Interface dataset entries
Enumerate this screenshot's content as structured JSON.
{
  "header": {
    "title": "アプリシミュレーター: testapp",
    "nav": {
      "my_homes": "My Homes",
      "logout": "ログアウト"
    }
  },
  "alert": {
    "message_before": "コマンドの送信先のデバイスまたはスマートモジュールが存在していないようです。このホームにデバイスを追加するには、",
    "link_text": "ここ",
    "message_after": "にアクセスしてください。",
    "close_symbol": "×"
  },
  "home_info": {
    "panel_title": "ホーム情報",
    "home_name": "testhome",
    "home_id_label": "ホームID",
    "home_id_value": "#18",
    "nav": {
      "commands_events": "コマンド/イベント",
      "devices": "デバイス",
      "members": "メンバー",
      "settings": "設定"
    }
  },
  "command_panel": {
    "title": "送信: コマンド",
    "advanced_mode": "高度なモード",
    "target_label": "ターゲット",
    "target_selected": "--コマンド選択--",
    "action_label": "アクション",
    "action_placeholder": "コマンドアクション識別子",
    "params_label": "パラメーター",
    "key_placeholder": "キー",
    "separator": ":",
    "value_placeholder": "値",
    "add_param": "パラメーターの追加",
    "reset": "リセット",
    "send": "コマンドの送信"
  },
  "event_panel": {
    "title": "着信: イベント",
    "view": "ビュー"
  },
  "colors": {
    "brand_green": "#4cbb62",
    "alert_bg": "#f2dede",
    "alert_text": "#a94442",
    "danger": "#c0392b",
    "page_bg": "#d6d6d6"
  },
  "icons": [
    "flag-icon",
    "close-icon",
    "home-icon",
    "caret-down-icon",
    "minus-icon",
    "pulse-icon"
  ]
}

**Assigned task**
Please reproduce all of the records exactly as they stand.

**Your response**
Enumerate this screenshot's content as structured JSON.
{
  "header": {
    "title": "アプリシミュレーター: testapp",
    "nav": {
      "my_homes": "My Homes",
      "logout": "ログアウト"
    }
  },
  "alert": {
    "message_before": "コマンドの送信先のデバイスまたはスマートモジュールが存在していないようです。このホームにデバイスを追加するには、",
    "link_text": "ここ",
    "message_after": "にアクセスしてください。",
    "close_symbol": "×"
  },
  "home_info": {
    "panel_title": "ホーム情報",
    "home_name": "testhome",
    "home_id_label": "ホームID",
    "home_id_value": "#18",
    "nav": {
      "commands_events": "コマンド/イベント",
      "devices": "デバイス",
      "members": "メンバー",
      "settings": "設定"
    }
  },
  "command_panel": {
    "title": "送信: コマンド",
    "advanced_mode": "高度なモード",
    "target_label": "ターゲット",
    "target_selected": "--コマンド選択--",
    "action_label": "アクション",
    "action_placeholder": "コマンドアクション識別子",
    "params_label": "パラメーター",
    "key_placeholder": "キー",
    "separator": ":",
    "value_placeholder": "値",
    "add_param": "パラメーターの追加",
    "reset": "リセット",
    "send": "コマンドの送信"
  },
  "event_panel": {
    "title": "着信: イベント",
    "view": "ビュー"
  },
  "colors": {
    "brand_green": "#4cbb62",
    "alert_bg": "#f2dede",
    "alert_text": "#a94442",
    "danger": "#c0392b",
    "page_bg": "#d6d6d6"
  },
  "icons": [
    "flag-icon",
    "close-icon",
    "home-icon",
    "caret-down-icon",
    "minus-icon",
    "pulse-icon"
  ]
}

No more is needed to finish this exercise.